ICS 184 / EECS 116 Summer 2006
Lab Manual

The assignments


This quarter, you'll work on six assignments. As a group, they will involve a combination of database definition and manipulation in the variant of SQL supported by an open-source database management system called MySQL, along with written answers and analysis about broader concepts and the underlying theory. It is not necessarily the case that the assignments will increase in size or difficulty throughout the quarter; they will be centered around topics that are covered in lecture, which vary in difficulty — and, I should note, different people will find different aspects of this course to be more difficult than others.

Evaluation of your work

Each of your assignments will be graded using a 100-point scale, with some of the assignments broken into parts with possibly unequal weights.

This course moves forward at a rapid pace, as there is an assignment due about once every ten days. Therefore, late submissions of assignments will not be accepted. Bear in mind that you will receive partial credit for an assignment which is partially completed, so I encourage you to submit what you have when the assignment is due.

A word of caution about SQL

SQL is the most commonly used database definition and manipulation language in the world. Like many programming languages, a series of standards has been developed over the years, each comprising an agreement among the community of SQL users about the syntax and semantics of the language.

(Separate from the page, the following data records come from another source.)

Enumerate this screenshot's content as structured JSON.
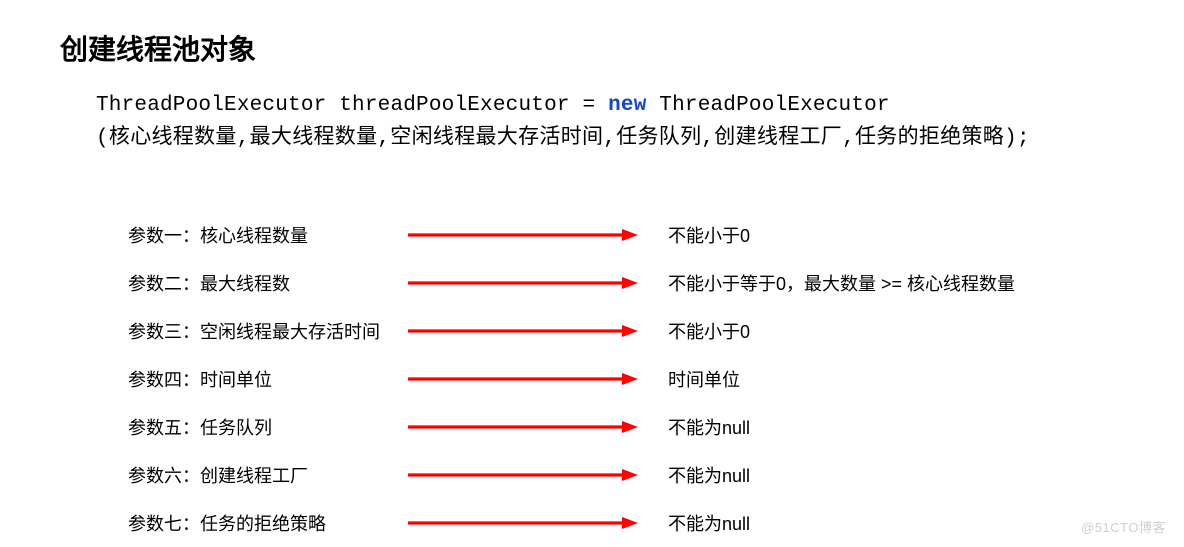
{
  "title": "创建线程池对象",
  "code": {
    "line1_prefix": "ThreadPoolExecutor threadPoolExecutor = ",
    "line1_kw": "new",
    "line1_suffix": " ThreadPoolExecutor",
    "line2": "(核心线程数量,最大线程数量,空闲线程最大存活时间,任务队列,创建线程工厂,任务的拒绝策略);"
  },
  "params": [
    {
      "label": "参数一：核心线程数量",
      "desc": "不能小于0"
    },
    {
      "label": "参数二：最大线程数",
      "desc": "不能小于等于0，最大数量 >= 核心线程数量"
    },
    {
      "label": "参数三：空闲线程最大存活时间",
      "desc": "不能小于0"
    },
    {
      "label": "参数四：时间单位",
      "desc": "时间单位"
    },
    {
      "label": "参数五：任务队列",
      "desc": "不能为null"
    },
    {
      "label": "参数六：创建线程工厂",
      "desc": "不能为null"
    },
    {
      "label": "参数七：任务的拒绝策略",
      "desc": "不能为null"
    }
  ],
  "arrow_color": "#ff0000",
  "watermark": "@51CTO博客"
}
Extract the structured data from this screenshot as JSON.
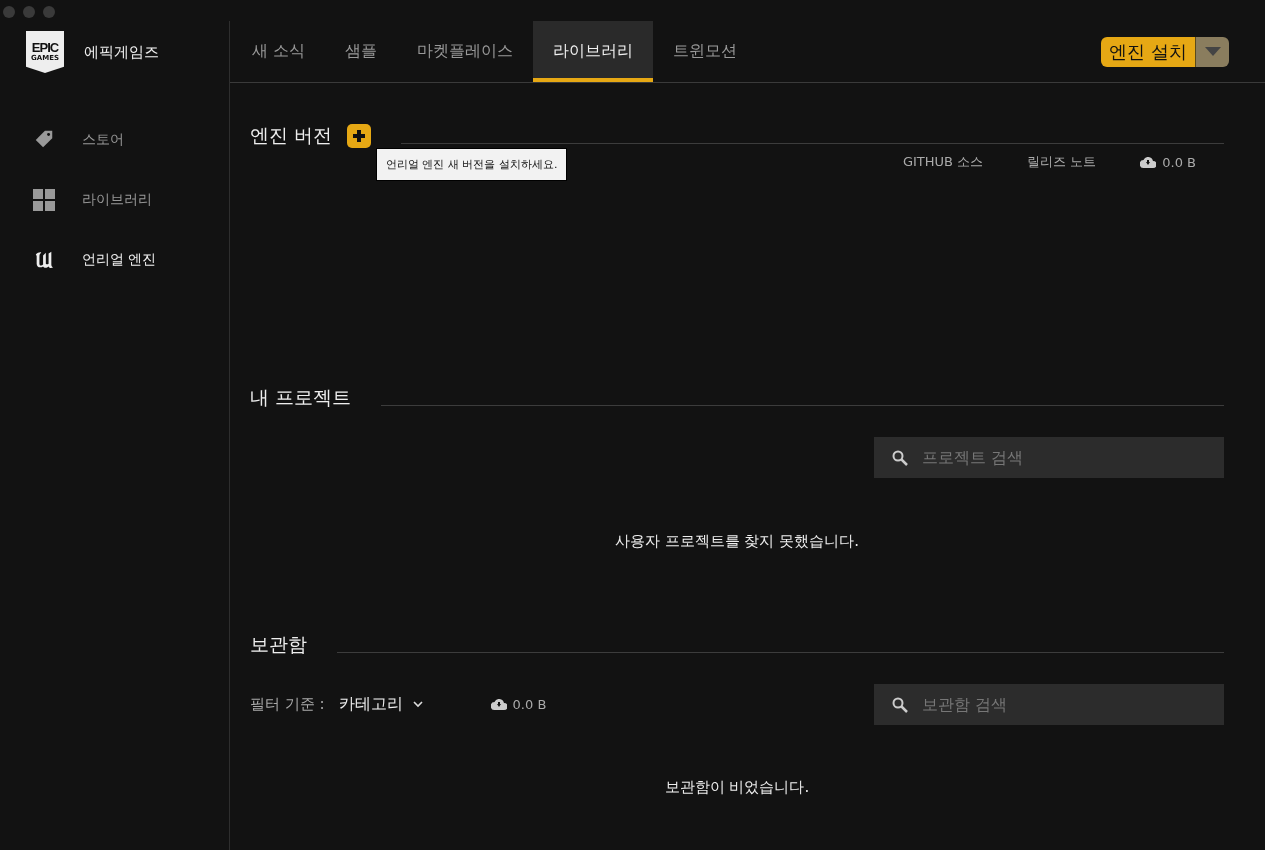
{
  "brand": {
    "logo_top": "EPIC",
    "logo_bottom": "GAMES",
    "name": "에픽게임즈"
  },
  "sidebar": {
    "items": [
      {
        "label": "스토어",
        "kind": "tag",
        "selected": false
      },
      {
        "label": "라이브러리",
        "kind": "grid",
        "selected": false
      },
      {
        "label": "언리얼 엔진",
        "kind": "unreal",
        "selected": true
      }
    ]
  },
  "tabs": [
    {
      "label": "새 소식",
      "selected": false
    },
    {
      "label": "샘플",
      "selected": false
    },
    {
      "label": "마켓플레이스",
      "selected": false
    },
    {
      "label": "라이브러리",
      "selected": true
    },
    {
      "label": "트윈모션",
      "selected": false
    }
  ],
  "install_button": {
    "label": "엔진 설치"
  },
  "engine_versions": {
    "title": "엔진 버전",
    "tooltip": "언리얼 엔진 새 버전을 설치하세요.",
    "links": [
      "GITHUB 소스",
      "릴리즈 노트"
    ],
    "size": "0.0 B"
  },
  "projects": {
    "title": "내 프로젝트",
    "search_placeholder": "프로젝트 검색",
    "empty": "사용자 프로젝트를 찾지 못했습니다."
  },
  "vault": {
    "title": "보관함",
    "filter_label": "필터 기준 :",
    "filter_value": "카테고리",
    "size": "0.0 B",
    "search_placeholder": "보관함 검색",
    "empty": "보관함이 비었습니다."
  }
}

The latest of these standards is known as SQL:2003. The intent of such standards is to make it possible to move from one language implementation to another, with little or no difference in the behavior of programs; following the standard is a good way, as a programmer, to keep programs reasonably portable between implementations. (Often, though, this isn't enough.)

Most implementations of standardized programming languages (e.g., C++, Java, Scheme) embody the language as specified in its standard — or, at least, a substantial subset of the language, with little deviation from the standard other than a few missing features. (There is only one compiler, for example, that implements the complete C++ standard, though most come very close.) If you write a syntactically and semantically correct program in such a language, then run it through a compiler for that language, you can have a reasonable expectation that the program will compile and run successfully.

Though SQL is standardized, the reality is that no DBMS implements the complete SQL standard, and each introduces its own extensions and quirks. Many are missing a substantial portion of the functionality required by the standard. For this reason, it will be important when working on these assignments to ensure that you're writing SQL statements that are compatible with the DBMS, MySQL 5.0, that we'll be using in this course. If you have prior experience with a different database system, you may find that MySQL supports a different subset of SQL than you're accustomed to, and that it uses slightly different syntax than you've learned in some cases; we will also cover some SQL features in lecture — and you'll read about some in your textbook — that are not supported by MySQL, though I will try to make these distinctions clear along the way.

Be aware that the MySQL 5.0 Reference Manual is the final arbiter of what is considered to be legal SQL, for the purposes of our assignments. There will be no exceptions to this policy.

Submitting your assignments

Unless stated otherwise in an assignment write-up, we will only be accepting electronic submissions of your assignments. Follow this link for a detailed description of how to submit your assignments to Checkmate, our Web-based electronic submission tool. Understand that, unless otherwise stated, we will only accept assignments submitted using the procedure described there; we do not accept printed copies of your assignments, nor do we accept them via email under any circumstances.

How do I use the course newsgroup?

I've written a brief document that explains how to read the course newsgroup.

Academic honesty

As students in this offering of ICS 184 or EECS 116, you are expected to know and follow the academic honesty policies of both the School of ICS and the University as a whole. Please take a few minutes to read the policies, which can be found at this link.

All of your lab work is expected to be completed solely by you. Group work and/or sharing of code between students is not permitted. Note that "high-level discussion of course material for better understanding" is permitted and encouraged, but when it comes time to sit down and write code, that is expected to be done by you and you alone. All submissions are compared to one another using an automated plagiarism detection system. This system is extraordinarily good at finding similarities between submissions, even when there are superficial differences. (Note that we also compare your submissions to those submitted during previous quarters whenever one of these assignments was given during a previous quarter, so it is an exceedingly bad idea to turn in, or even refer to, code written by a friend of yours who took the course already.)

Since all of your work is expected to be completed solely by you, you will be held responsible even if you plagiarize only a small portion of someone else's assignment.

Academic dishonesty is a two-way street. Providing your code to other students for them to turn in as their own is not permitted anymore than turning in someone else's code. Resist the temptation to give code to your friends "for reference." Based on my experience, I can say that your "friends" may very well betray you and turn it in, anyway.

Violators of academic honesty policies are subject to the penalties described in the School of ICS policy. They are also subject to an immediate course grade of F, without the possibility of dropping the course to avoid the grade. Also, be aware that a single documented case of academic dishonesty may preclude you from switching into a computing major, registering for a computing minor, joining the ICS Honors Program, and graduating with honors.